Exercise requirements: Output the records again verbatim.

App and web page records:
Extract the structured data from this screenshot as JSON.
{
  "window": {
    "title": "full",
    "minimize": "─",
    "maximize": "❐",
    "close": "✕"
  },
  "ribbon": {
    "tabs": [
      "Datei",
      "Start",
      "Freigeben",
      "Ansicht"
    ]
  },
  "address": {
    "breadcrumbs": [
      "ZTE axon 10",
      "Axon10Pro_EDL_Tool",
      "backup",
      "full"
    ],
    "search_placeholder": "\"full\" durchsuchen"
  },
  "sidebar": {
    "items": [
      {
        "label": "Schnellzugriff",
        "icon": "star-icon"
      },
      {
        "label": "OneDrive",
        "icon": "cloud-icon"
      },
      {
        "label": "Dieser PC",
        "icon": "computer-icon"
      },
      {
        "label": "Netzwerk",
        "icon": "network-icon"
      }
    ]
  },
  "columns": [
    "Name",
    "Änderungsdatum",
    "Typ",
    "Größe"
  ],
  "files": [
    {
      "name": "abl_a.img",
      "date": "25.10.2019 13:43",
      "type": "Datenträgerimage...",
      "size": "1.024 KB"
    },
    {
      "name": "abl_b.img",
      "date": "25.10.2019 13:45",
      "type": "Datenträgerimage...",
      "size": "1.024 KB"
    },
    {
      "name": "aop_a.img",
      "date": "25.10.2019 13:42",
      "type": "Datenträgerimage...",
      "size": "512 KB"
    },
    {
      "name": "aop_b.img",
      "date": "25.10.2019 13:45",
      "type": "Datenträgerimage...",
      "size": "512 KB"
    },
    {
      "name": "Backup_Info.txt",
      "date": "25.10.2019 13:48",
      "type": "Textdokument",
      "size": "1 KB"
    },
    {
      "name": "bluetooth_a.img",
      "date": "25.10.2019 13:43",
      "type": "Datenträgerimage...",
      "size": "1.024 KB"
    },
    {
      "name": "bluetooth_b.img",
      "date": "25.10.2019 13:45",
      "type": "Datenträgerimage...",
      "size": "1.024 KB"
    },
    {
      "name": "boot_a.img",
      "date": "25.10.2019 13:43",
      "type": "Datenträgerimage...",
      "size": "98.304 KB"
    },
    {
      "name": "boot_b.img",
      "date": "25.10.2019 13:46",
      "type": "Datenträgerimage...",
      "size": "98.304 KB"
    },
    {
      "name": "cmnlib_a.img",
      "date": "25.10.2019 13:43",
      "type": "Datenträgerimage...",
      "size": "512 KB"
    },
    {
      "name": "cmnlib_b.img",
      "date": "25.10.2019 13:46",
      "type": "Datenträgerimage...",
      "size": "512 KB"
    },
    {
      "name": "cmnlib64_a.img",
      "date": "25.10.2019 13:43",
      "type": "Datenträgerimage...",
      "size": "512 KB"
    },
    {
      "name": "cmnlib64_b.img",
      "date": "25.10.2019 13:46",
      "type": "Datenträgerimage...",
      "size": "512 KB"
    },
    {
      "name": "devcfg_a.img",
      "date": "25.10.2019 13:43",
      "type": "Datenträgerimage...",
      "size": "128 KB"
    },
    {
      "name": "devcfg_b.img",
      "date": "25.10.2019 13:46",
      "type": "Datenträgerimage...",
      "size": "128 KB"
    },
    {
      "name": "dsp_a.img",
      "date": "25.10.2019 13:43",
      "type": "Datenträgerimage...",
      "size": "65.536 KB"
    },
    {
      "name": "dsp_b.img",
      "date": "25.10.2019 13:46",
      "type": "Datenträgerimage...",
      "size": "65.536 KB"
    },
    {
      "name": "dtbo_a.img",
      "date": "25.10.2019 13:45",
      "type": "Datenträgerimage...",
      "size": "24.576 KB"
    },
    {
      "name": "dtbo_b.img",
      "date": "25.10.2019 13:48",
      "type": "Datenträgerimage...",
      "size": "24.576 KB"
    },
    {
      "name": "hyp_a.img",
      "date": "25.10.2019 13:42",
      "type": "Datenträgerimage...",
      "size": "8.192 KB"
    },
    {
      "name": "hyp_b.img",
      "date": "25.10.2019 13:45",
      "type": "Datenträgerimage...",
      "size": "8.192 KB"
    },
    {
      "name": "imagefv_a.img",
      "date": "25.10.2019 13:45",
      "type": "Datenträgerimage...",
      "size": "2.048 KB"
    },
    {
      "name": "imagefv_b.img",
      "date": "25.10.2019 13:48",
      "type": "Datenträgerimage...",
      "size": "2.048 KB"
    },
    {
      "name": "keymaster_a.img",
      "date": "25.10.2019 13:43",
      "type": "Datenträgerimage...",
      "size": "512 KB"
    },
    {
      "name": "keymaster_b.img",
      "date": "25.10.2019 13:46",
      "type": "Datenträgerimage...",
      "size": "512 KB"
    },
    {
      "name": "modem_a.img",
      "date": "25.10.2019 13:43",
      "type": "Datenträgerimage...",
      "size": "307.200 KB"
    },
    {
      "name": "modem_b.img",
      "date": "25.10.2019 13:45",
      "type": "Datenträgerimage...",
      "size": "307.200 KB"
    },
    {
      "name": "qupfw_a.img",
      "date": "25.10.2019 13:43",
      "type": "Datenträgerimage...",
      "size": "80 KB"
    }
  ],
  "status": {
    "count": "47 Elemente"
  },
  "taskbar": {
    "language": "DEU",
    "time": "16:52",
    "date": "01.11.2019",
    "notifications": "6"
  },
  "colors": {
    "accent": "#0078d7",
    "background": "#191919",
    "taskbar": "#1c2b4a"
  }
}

Task solution:
Extract the structured data from this screenshot as JSON.
{
  "window": {
    "title": "full",
    "minimize": "─",
    "maximize": "❐",
    "close": "✕"
  },
  "ribbon": {
    "tabs": [
      "Datei",
      "Start",
      "Freigeben",
      "Ansicht"
    ]
  },
  "address": {
    "breadcrumbs": [
      "ZTE axon 10",
      "Axon10Pro_EDL_Tool",
      "backup",
      "full"
    ],
    "search_placeholder": "\"full\" durchsuchen"
  },
  "sidebar": {
    "items": [
      {
        "label": "Schnellzugriff",
        "icon": "star-icon"
      },
      {
        "label": "OneDrive",
        "icon": "cloud-icon"
      },
      {
        "label": "Dieser PC",
        "icon": "computer-icon"
      },
      {
        "label": "Netzwerk",
        "icon": "network-icon"
      }
    ]
  },
  "columns": [
    "Name",
    "Änderungsdatum",
    "Typ",
    "Größe"
  ],
  "files": [
    {
      "name": "abl_a.img",
      "date": "25.10.2019 13:43",
      "type": "Datenträgerimage...",
      "size": "1.024 KB"
    },
    {
      "name": "abl_b.img",
      "date": "25.10.2019 13:45",
      "type": "Datenträgerimage...",
      "size": "1.024 KB"
    },
    {
      "name": "aop_a.img",
      "date": "25.10.2019 13:42",
      "type": "Datenträgerimage...",
      "size": "512 KB"
    },
    {
      "name": "aop_b.img",
      "date": "25.10.2019 13:45",
      "type": "Datenträgerimage...",
      "size": "512 KB"
    },
    {
      "name": "Backup_Info.txt",
      "date": "25.10.2019 13:48",
      "type": "Textdokument",
      "size": "1 KB"
    },
    {
      "name": "bluetooth_a.img",
      "date": "25.10.2019 13:43",
      "type": "Datenträgerimage...",
      "size": "1.024 KB"
    },
    {
      "name": "bluetooth_b.img",
      "date": "25.10.2019 13:45",
      "type": "Datenträgerimage...",
      "size": "1.024 KB"
    },
    {
      "name": "boot_a.img",
      "date": "25.10.2019 13:43",
      "type": "Datenträgerimage...",
      "size": "98.304 KB"
    },
    {
      "name": "boot_b.img",
      "date": "25.10.2019 13:46",
      "type": "Datenträgerimage...",
      "size": "98.304 KB"
    },
    {
      "name": "cmnlib_a.img",
      "date": "25.10.2019 13:43",
      "type": "Datenträgerimage...",
      "size": "512 KB"
    },
    {
      "name": "cmnlib_b.img",
      "date": "25.10.2019 13:46",
      "type": "Datenträgerimage...",
      "size": "512 KB"
    },
    {
      "name": "cmnlib64_a.img",
      "date": "25.10.2019 13:43",
      "type": "Datenträgerimage...",
      "size": "512 KB"
    },
    {
      "name": "cmnlib64_b.img",
      "date": "25.10.2019 13:46",
      "type": "Datenträgerimage...",
      "size": "512 KB"
    },
    {
      "name": "devcfg_a.img",
      "date": "25.10.2019 13:43",
      "type": "Datenträgerimage...",
      "size": "128 KB"
    },
    {
      "name": "devcfg_b.img",
      "date": "25.10.2019 13:46",
      "type": "Datenträgerimage...",
      "size": "128 KB"
    },
    {
      "name": "dsp_a.img",
      "date": "25.10.2019 13:43",
      "type": "Datenträgerimage...",
      "size": "65.536 KB"
    },
    {
      "name": "dsp_b.img",
      "date": "25.10.2019 13:46",
      "type": "Datenträgerimage...",
      "size": "65.536 KB"
    },
    {
      "name": "dtbo_a.img",
      "date": "25.10.2019 13:45",
      "type": "Datenträgerimage...",
      "size": "24.576 KB"
    },
    {
      "name": "dtbo_b.img",
      "date": "25.10.2019 13:48",
      "type": "Datenträgerimage...",
      "size": "24.576 KB"
    },
    {
      "name": "hyp_a.img",
      "date": "25.10.2019 13:42",
      "type": "Datenträgerimage...",
      "size": "8.192 KB"
    },
    {
      "name": "hyp_b.img",
      "date": "25.10.2019 13:45",
      "type": "Datenträgerimage...",
      "size": "8.192 KB"
    },
    {
      "name": "imagefv_a.img",
      "date": "25.10.2019 13:45",
      "type": "Datenträgerimage...",
      "size": "2.048 KB"
    },
    {
      "name": "imagefv_b.img",
      "date": "25.10.2019 13:48",
      "type": "Datenträgerimage...",
      "size": "2.048 KB"
    },
    {
      "name": "keymaster_a.img",
      "date": "25.10.2019 13:43",
      "type": "Datenträgerimage...",
      "size": "512 KB"
    },
    {
      "name": "keymaster_b.img",
      "date": "25.10.2019 13:46",
      "type": "Datenträgerimage...",
      "size": "512 KB"
    },
    {
      "name": "modem_a.img",
      "date": "25.10.2019 13:43",
      "type": "Datenträgerimage...",
      "size": "307.200 KB"
    },
    {
      "name": "modem_b.img",
      "date": "25.10.2019 13:45",
      "type": "Datenträgerimage...",
      "size": "307.200 KB"
    },
    {
      "name": "qupfw_a.img",
      "date": "25.10.2019 13:43",
      "type": "Datenträgerimage...",
      "size": "80 KB"
    }
  ],
  "status": {
    "count": "47 Elemente"
  },
  "taskbar": {
    "language": "DEU",
    "time": "16:52",
    "date": "01.11.2019",
    "notifications": "6"
  },
  "colors": {
    "accent": "#0078d7",
    "background": "#191919",
    "taskbar": "#1c2b4a"
  }
}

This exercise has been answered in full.